Many analysts have been calling on the governor Andrew Bailey to step in before things get worse and the Bank of England is not denying that they will issue a statement on sterling later on Monday.
Some market experts want the Bank to increase interest rates to “restore credibility” to the UK economy, but such a move would pitch the Bank of England directly against the Treasury – with Mr Bailey effectively cleaning up the mess made by chancellor Kwasi Kwarteng.
Others expect the Bank’s Monetary Policy Committee (MPC), which decides the base rate of interest, to hold off for a while and give the financial markets a little time to settle.
The pound has already rallied throughout the day on Monday, from its record low of just 1.0327 dollars early in the morning to around 1.0857 dollars by the afternoon.
The Bank could issue a verbal intervention to calm the markets, or they could decide to make an unscheduled increase to interest rates.
The base rate of interest was raised to 2.25 per cent only last week and the next scheduled meeting of the MPC is in November.
Thomas Pugh, economist at consulting firm RSM UK, predicts that the Bank of England will try and reassure the markets with statements about future interest rate rises.
“We’re likely to see MPC members and governor Bailey making lots of public statements over the next few days emphasising the MPC’s commitment to 2 per cent inflation and that it intends to raise interest rates sharply over the rest of this year,” he said.
“If combined with a sensible government plan for managing public finances, that could be enough to halt the drop in the pound.”
He warned that the next MPC meeting was “a very long way off” and that unless the pound rebounds sharply, an emergency meeting is likely.
Joshua Raymond, director at financial brokerage XTB, said the Bank of England could well intervene very soon. “It could well be the case that to restore some kind of credibility, we might need to see a 2 per cent hike by the BoE immediately.
“But that sort of intervention could pit the central bank in direct hositility with the Treasury, so even if we do see a kind of intervention, it won’t be the end of uncertainty.”
Politicians have also been voicing their concerns about the condition of the pound and calling on the Bank of England to step in.
Crossbench peer and former Treasury minister Lord O’Neill of Gatley said that he has “never seen anything quite like the move we had on Friday”, when Mr Kwarteng unveiled his mini-Budget.
“For the pound to have done what it did outside of our time zone this morning, tells you that this won’t be easy to stop unless there’s a tough Bank of England response or a more articulate presentation from the chancellor and the prime minister as to what exactly it is they are really prioritising,” he added.

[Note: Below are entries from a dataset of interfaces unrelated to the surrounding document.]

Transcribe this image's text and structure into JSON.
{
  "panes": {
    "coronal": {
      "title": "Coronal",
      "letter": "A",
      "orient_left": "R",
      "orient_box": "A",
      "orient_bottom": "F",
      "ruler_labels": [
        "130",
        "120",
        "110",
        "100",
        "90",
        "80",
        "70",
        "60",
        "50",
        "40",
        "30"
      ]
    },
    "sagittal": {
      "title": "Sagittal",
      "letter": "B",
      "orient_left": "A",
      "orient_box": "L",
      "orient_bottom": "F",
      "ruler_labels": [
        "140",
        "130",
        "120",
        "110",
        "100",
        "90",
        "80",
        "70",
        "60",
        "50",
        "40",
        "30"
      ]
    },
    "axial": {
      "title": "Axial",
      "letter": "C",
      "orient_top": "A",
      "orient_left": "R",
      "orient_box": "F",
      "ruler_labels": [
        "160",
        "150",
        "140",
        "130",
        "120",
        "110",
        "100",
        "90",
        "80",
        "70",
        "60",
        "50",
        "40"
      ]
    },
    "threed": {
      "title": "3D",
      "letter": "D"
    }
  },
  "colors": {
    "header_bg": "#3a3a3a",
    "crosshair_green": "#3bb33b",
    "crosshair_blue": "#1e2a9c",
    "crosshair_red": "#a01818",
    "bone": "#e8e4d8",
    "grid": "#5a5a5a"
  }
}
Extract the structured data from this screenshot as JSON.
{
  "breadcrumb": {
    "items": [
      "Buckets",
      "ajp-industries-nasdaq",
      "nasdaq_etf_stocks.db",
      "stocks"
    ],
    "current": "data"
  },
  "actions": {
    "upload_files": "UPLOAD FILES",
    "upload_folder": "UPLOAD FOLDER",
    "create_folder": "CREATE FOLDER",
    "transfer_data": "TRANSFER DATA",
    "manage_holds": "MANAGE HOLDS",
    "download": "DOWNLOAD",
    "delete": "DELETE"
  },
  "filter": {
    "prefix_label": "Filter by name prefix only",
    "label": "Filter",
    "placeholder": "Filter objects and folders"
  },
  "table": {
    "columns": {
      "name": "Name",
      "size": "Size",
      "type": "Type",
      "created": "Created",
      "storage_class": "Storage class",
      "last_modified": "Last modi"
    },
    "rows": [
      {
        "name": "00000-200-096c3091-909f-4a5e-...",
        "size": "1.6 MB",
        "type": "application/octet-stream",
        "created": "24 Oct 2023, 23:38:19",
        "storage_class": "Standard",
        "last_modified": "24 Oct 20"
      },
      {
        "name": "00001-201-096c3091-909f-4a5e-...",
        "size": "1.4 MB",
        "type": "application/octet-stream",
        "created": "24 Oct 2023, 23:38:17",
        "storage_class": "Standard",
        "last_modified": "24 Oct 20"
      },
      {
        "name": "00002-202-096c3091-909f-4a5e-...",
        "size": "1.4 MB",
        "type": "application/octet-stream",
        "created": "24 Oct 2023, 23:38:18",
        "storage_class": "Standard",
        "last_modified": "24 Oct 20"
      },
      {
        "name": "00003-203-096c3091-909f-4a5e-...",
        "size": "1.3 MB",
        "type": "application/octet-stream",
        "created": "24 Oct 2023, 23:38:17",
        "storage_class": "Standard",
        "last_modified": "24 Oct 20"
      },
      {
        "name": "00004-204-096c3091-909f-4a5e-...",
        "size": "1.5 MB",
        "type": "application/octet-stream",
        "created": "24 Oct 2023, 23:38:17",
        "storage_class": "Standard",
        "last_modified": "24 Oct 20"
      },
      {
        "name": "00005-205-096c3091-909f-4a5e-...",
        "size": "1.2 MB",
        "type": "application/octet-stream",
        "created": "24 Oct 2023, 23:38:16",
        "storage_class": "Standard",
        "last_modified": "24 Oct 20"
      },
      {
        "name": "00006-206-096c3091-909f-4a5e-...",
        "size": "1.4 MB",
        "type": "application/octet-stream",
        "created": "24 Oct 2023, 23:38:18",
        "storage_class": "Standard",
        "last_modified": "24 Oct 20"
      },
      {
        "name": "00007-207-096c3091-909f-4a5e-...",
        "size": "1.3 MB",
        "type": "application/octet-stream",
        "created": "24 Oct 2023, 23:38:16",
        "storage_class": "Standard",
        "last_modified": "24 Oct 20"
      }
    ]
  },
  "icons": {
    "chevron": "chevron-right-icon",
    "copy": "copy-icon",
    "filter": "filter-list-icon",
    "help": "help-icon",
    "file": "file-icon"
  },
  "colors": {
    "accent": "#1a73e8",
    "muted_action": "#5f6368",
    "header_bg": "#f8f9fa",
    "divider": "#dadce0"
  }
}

Downing Street spokesperson said on Monday that the chancellor “has made clear that he doesn’t comment on the movements around the market and that goes the same for the prime minister.”